THE SIR RICHARD WILLIAMS FOUNDATION INC
The Sir Richard Williams Foundation is an independent research organisation whose purpose is to promote the development and effective implementation of National Security and Defence policies specific to Australia’s unique geopolitical environment and values.
:Air Marshal E.J. McCormack AO (Retd)
Wing Commander L.J. Halvorson MBE (Retd)
PO Box 5266KINGSTON ACT 2604
Big Ships, Big Challenge

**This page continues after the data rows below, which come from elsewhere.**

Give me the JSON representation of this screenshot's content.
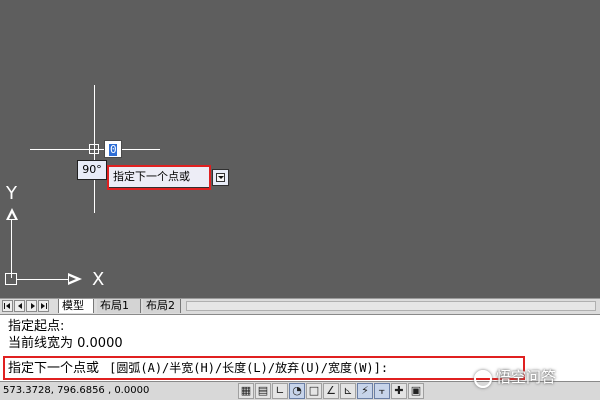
{
  "canvas": {
    "angle_tooltip": "90°",
    "dynamic_prompt": "指定下一个点或",
    "dynamic_input_value": "0",
    "ucs_x_label": "X",
    "ucs_y_label": "Y"
  },
  "tabs": {
    "model": "模型",
    "layout1": "布局1",
    "layout2": "布局2"
  },
  "command_window": {
    "history": [
      "指定起点:",
      "当前线宽为 0.0000"
    ],
    "current_prompt": "指定下一个点或",
    "current_options": "[圆弧(A)/半宽(H)/长度(L)/放弃(U)/宽度(W)]:"
  },
  "status_bar": {
    "coordinates": "573.3728,   796.6856 , 0.0000"
  },
  "watermark": {
    "text": "悟空问答"
  },
  "colors": {
    "canvas_bg": "#5e5e5e",
    "highlight_red": "#e02020",
    "tooltip_bg": "#ededf6"
  }
}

In 2014/2015, the Royal Australian Navy plans to commission two Amphibious Assault Ships, alsoknown as LHDs (Landing Helicopter Dock). Named HMAS Canberra and HMAS Adelaide, at around30,700 short tons displacement, they will be the biggest warships the RAN has ever operated. Bycomparison, the service’s last aircraft carrier, HMAS Melbourne, which was paid-off in 1982, displaced amere 17,630 short tons.In other words, Australia’s new LHDs are very big ships. The capabilities they will bring to theADF, and the implications inherent in their deployment, mean that they will also bring very bigchallenges.Each ship will be able to carry about 1000 combat soldiers with all of their weapons, ammunition,vehicles and supplies; and of disembarking them with helicopters and watercraft. An air group of 16 to24 helicopters can be embarked, perhaps a mix of Navy and Army multi-role MRH-90s and combat MH-60R Seahawks, and Army Tiger Armed Reconnaissance Helicopters. The LHDs might also embarkArmy CH-47 Chinooks, which while too large for the helicopter deck could operate from the flight deck.That flight deck, incidentally, will include a ski-jump ramp to facilitate the operation of STOVLstrike/fighter aircraft. Presently the ADF has no plans to acquire ship-capable strike/fighters – but moreon that later.It should be self-evident that a fully-loaded LHD will constitute a formidable weapons system. Itshould also be self-evident that any operational deployment outside Australian waters will demand thebest possible protection. The loss of an LHD and its embarked forces would be a national disaster of thehighest order.There are suggestions that the LHDs will only be used in “permissive” environments. This is anunsound concept. Even if a deployment started under permissive conditions, the task force would stillhave to be prepared for non-permissive operations, to guard against the possibility of a change ofcircumstances during transit, or even after arrival. Any inability to deal with a suddenly-emerging, non-permissive environment could compel the Australian Government into an embarrassing, evendangerous, back down.This means that any operational deployment would need some degree of protection from hostileaircraft, submarines, surface ships, stand-off missiles, and ISR systems. Suddenly, the development ofa concept of operations sounds like headache material.There is also the politics of operating a weapons system of this magnitude. It needs to beunderstood that any Government decision to deploy an LHD operationally will constitute an extremeexpression of foreign policy. The appearance over the horizon of an LHD with embarked troops andArmy and Navy Aviation, probably protected by air warfare destroyers, submarines, Anzac-classfrigates, AEW&C, F-35/F-18 fighters, AP-3C Orions, and KC-30 tankers, will inevitably generate astrategic effect, regardless of what may be intended.In short, the LHDs are a very big deal. The Williams Foundation is concerned that thepolitical/strategic implications of bringing them onto the ADF’s order of battle are not well-understood.Things do not get any easier when the training implications are considered. Manoeuvringhundreds of armed people on a (perhaps) pitching deck, while helicopters and watercraft are arrivingand departing, is a very complex and potentially dangerous business. Command and control of the airgroup is equally complex. How is air defence coordinated? When does the control of embarkedhelicopters transfer from the maritime commander to the land commander? And so on.